An agreement between the United States Forest Service and the Fort McDermitt Tribe for the gathering of unbranded wild horses has been terminated following a legal challenge.
The organisation, Protect Mustangs, says the decision stops an agreement that was sending horses into the hands of alleged kill buyers.
The lawsuit challenging the agreement was taken by California-based Protect Mustangs and Oregon-based Citizens Against Equine Slaughter against the Bureau of Land Management and the Forest Service (USFS).
The Forest Service and the Fort McDermitt Tribe signed the gather agreement on May 30 this year, which the non-profit plaintiffs asserted directed taxpayer dollars and federal personnel to illegally roundup unbranded, wild, free-roaming horses in Nevada on Humboldt-Toiyabe National Forest lands and tribal lands until May 31, 2015.
They said that as a direct result of the complaint and injunction bid, the Forest Service terminated the gather agreement on September 3.
The groups specifically requested the court order the Forest Service and the bureau to can the gather agreement until such time as the agency demonstrated to the Court that it had adequately complied with the law.
The group said that instead of litigating the legality of the gather agreement, the Forest Service terminated the agreement.
“The McDermitt nightmare was the first of what could have been two solid years of heinous roundups authorized by the USFS gather agreement,” said Anne Novak, executive director of Protect Mustangs.
“We are grateful the lawsuit resulted in the Forest Service terminating the agreement because so many horses were ending up in kill-buyers hands.
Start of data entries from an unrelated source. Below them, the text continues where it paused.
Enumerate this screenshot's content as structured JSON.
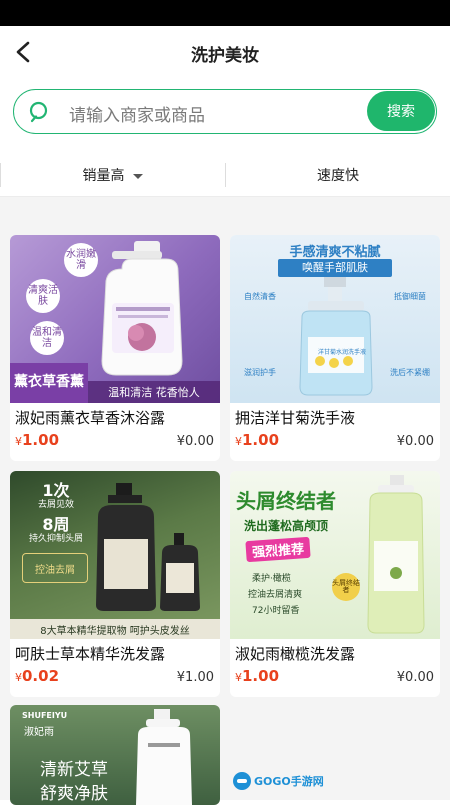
{
  "header": {
    "title": "洗护美妆"
  },
  "search": {
    "placeholder": "请输入商家或商品",
    "button": "搜索"
  },
  "sort": {
    "sales": "销量高",
    "speed": "速度快"
  },
  "products": [
    {
      "name": "淑妃雨薰衣草香沐浴露",
      "price": "1.00",
      "orig": "¥0.00",
      "badges": [
        "水润嫩滑",
        "清爽活肤",
        "温和清洁"
      ],
      "tag": "薰衣草香薰",
      "strip": "温和清洁 花香怡人"
    },
    {
      "name": "拥洁洋甘菊洗手液",
      "price": "1.00",
      "orig": "¥0.00",
      "headline1": "手感清爽不粘腻",
      "headline2": "唤醒手部肌肤",
      "features": [
        "自然清香",
        "抵御细菌",
        "滋润护手",
        "洗后不紧绷"
      ],
      "bottle_label": "洋甘菊水润洗手液"
    },
    {
      "name": "呵肤士草本精华洗发露",
      "price": "0.02",
      "orig": "¥1.00",
      "claim1": "1次",
      "claim1b": "去屑见效",
      "claim2": "8周",
      "claim2b": "持久抑制头屑",
      "stamp": "控油去屑",
      "strip": "8大草本精华提取物  呵护头皮发丝"
    },
    {
      "name": "淑妃雨橄榄洗发露",
      "price": "1.00",
      "orig": "¥0.00",
      "headline": "头屑终结者",
      "sub": "洗出蓬松高颅顶",
      "promo": "强烈推荐",
      "line1": "柔护·橄榄",
      "line2": "控油去屑清爽",
      "line3": "72小时留香",
      "seal": "头屑终结者"
    },
    {
      "brand": "SHUFEIYU",
      "brand_cn": "淑妃雨",
      "text1": "清新艾草",
      "text2": "舒爽净肤"
    }
  ],
  "watermark": {
    "text": "GOGO手游网"
  },
  "colors": {
    "accent": "#1fb66c",
    "price": "#e8411d"
  }
}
Many were saved by equine welfare groups, but sadly a lot of horses ended up allegedly slaughtered.”
Dr Lester Castro Friedlander, president of Citizens Against Equine Slaughter, said: “It’s unfortunate the first McDermitt roundup wasn’t stopped before horses were sold at auction, but we’re glad we got rid of the underlying agreement that made the McDermitt roundups possible and authorized an undisclosed number of similar roundups until May of 2015.”